There were about four Golden Ages of highway driving. One was that transitional period, when the car was first getting market penetration, and the notion of driving coast-to-coast was still adventurous, but not suicidal. That's this era. Rich and Powerful Men could dream of uniting the country through a highway, the way their grandfathers had driven the Silver Spike. They weren't thinking about comfort, yet. They were just trying to get the road built.

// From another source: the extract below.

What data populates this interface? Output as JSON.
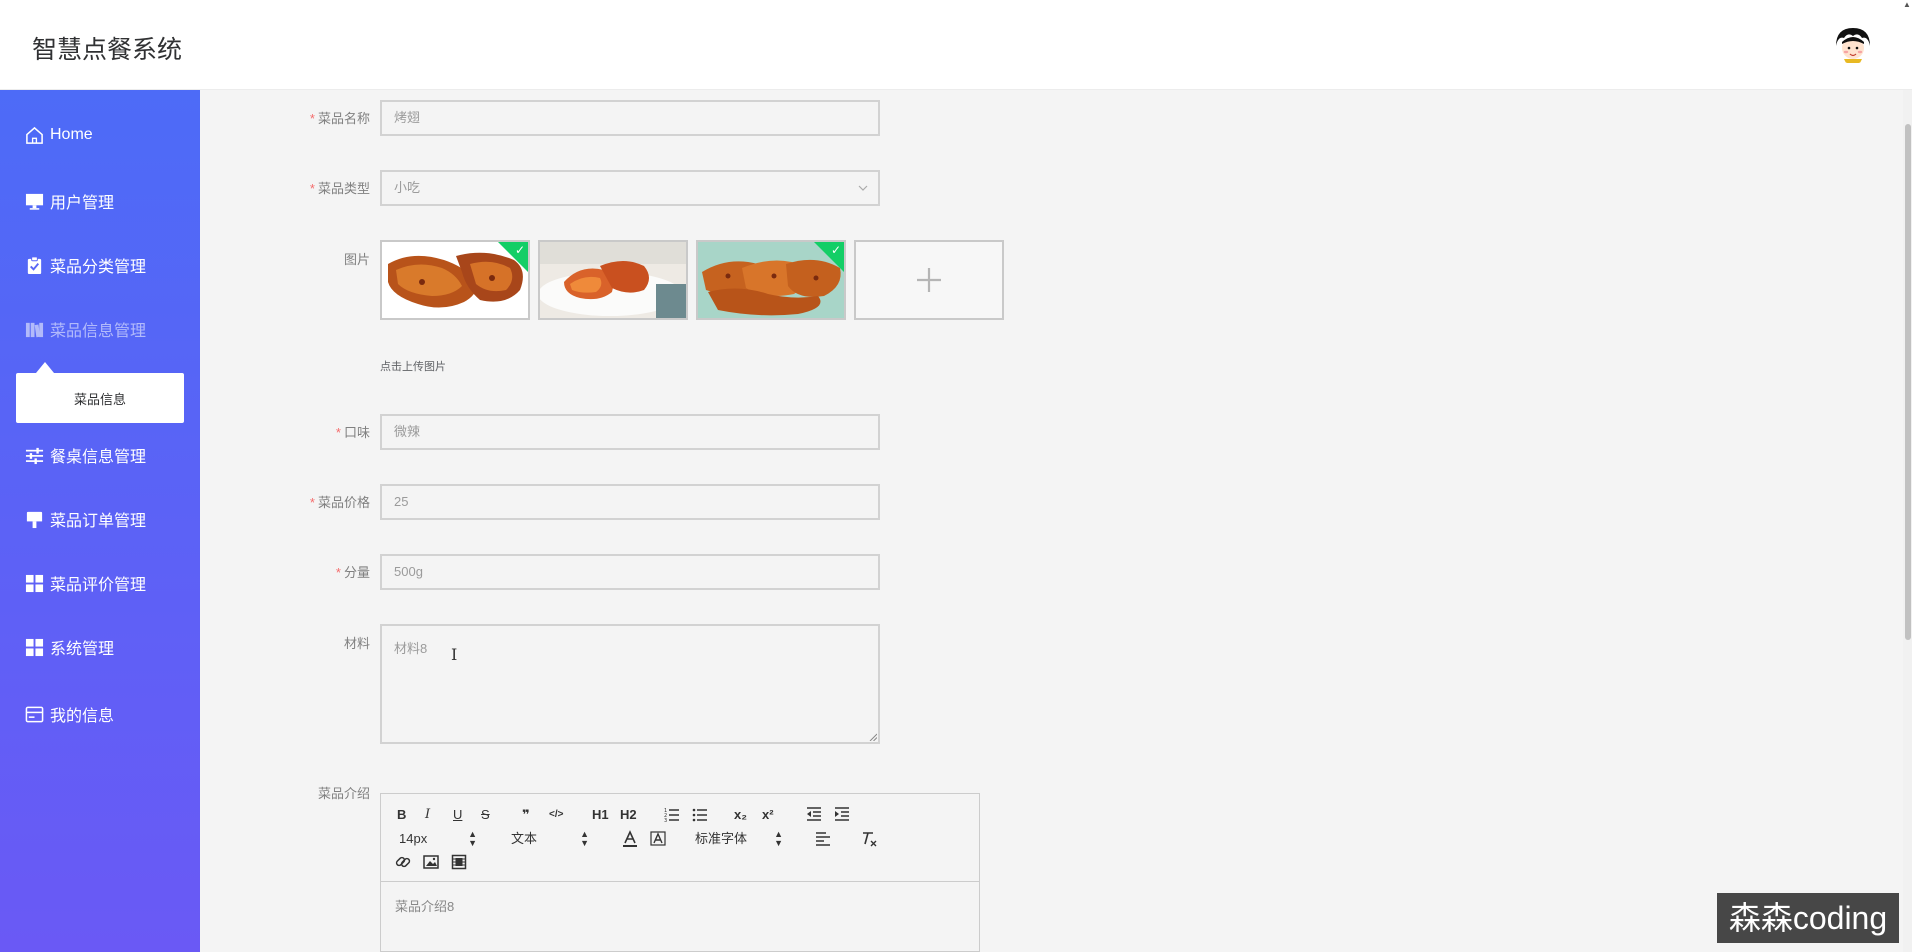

Highways were mostly regional affairs, and these markers were how you knew you hadn't wandered off down some rancher's driveway. There were booster associations, advertising the routes to get the tourist business. That's how the "Lee Highway," the "Jefferson Davis Highway," and the "Lincoln Highway" got started. But they were regional affairs all over the country, so the First Great Paving really didn't take all that long. I have a book from the 1930s, Double-Crossing American By Road, about a round-trip car trip taken by some New Yorkers. Half the talk is about the price of hotels and where the good restaurants were. By then, making it was almost a given.